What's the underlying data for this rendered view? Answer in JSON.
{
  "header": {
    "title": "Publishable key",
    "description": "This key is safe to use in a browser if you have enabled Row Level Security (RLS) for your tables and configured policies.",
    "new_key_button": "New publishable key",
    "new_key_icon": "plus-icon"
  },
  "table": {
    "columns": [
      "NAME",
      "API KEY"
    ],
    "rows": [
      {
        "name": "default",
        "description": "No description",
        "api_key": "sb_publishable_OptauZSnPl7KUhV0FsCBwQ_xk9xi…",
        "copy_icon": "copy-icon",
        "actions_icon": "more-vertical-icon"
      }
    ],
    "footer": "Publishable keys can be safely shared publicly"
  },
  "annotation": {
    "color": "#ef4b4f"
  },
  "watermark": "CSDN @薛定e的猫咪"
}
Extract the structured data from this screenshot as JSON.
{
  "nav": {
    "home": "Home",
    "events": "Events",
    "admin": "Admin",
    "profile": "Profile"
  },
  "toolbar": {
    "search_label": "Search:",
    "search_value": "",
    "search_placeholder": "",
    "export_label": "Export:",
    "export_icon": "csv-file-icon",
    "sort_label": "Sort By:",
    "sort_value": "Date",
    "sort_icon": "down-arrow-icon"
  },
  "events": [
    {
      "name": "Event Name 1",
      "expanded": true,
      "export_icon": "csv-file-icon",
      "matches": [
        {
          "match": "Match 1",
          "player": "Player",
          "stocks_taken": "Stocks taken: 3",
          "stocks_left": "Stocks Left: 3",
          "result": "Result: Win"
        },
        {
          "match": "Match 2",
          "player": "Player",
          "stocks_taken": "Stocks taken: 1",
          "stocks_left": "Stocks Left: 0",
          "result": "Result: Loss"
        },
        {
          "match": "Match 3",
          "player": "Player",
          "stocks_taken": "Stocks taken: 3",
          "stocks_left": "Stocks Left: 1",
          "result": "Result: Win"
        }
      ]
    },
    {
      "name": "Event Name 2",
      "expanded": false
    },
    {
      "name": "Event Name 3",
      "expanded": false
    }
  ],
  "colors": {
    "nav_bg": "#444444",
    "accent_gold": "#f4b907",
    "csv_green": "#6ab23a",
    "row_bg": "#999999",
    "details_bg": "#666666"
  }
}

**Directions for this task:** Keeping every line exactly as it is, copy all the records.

**Solution for this problem:**
What's the underlying data for this rendered view? Answer in JSON.
{
  "header": {
    "title": "Publishable key",
    "description": "This key is safe to use in a browser if you have enabled Row Level Security (RLS) for your tables and configured policies.",
    "new_key_button": "New publishable key",
    "new_key_icon": "plus-icon"
  },
  "table": {
    "columns": [
      "NAME",
      "API KEY"
    ],
    "rows": [
      {
        "name": "default",
        "description": "No description",
        "api_key": "sb_publishable_OptauZSnPl7KUhV0FsCBwQ_xk9xi…",
        "copy_icon": "copy-icon",
        "actions_icon": "more-vertical-icon"
      }
    ],
    "footer": "Publishable keys can be safely shared publicly"
  },
  "annotation": {
    "color": "#ef4b4f"
  },
  "watermark": "CSDN @薛定e的猫咪"
}
Extract the structured data from this screenshot as JSON.
{
  "nav": {
    "home": "Home",
    "events": "Events",
    "admin": "Admin",
    "profile": "Profile"
  },
  "toolbar": {
    "search_label": "Search:",
    "search_value": "",
    "search_placeholder": "",
    "export_label": "Export:",
    "export_icon": "csv-file-icon",
    "sort_label": "Sort By:",
    "sort_value": "Date",
    "sort_icon": "down-arrow-icon"
  },
  "events": [
    {
      "name": "Event Name 1",
      "expanded": true,
      "export_icon": "csv-file-icon",
      "matches": [
        {
          "match": "Match 1",
          "player": "Player",
          "stocks_taken": "Stocks taken: 3",
          "stocks_left": "Stocks Left: 3",
          "result": "Result: Win"
        },
        {
          "match": "Match 2",
          "player": "Player",
          "stocks_taken": "Stocks taken: 1",
          "stocks_left": "Stocks Left: 0",
          "result": "Result: Loss"
        },
        {
          "match": "Match 3",
          "player": "Player",
          "stocks_taken": "Stocks taken: 3",
          "stocks_left": "Stocks Left: 1",
          "result": "Result: Win"
        }
      ]
    },
    {
      "name": "Event Name 2",
      "expanded": false
    },
    {
      "name": "Event Name 3",
      "expanded": false
    }
  ],
  "colors": {
    "nav_bg": "#444444",
    "accent_gold": "#f4b907",
    "csv_green": "#6ab23a",
    "row_bg": "#999999",
    "details_bg": "#666666"
  }
}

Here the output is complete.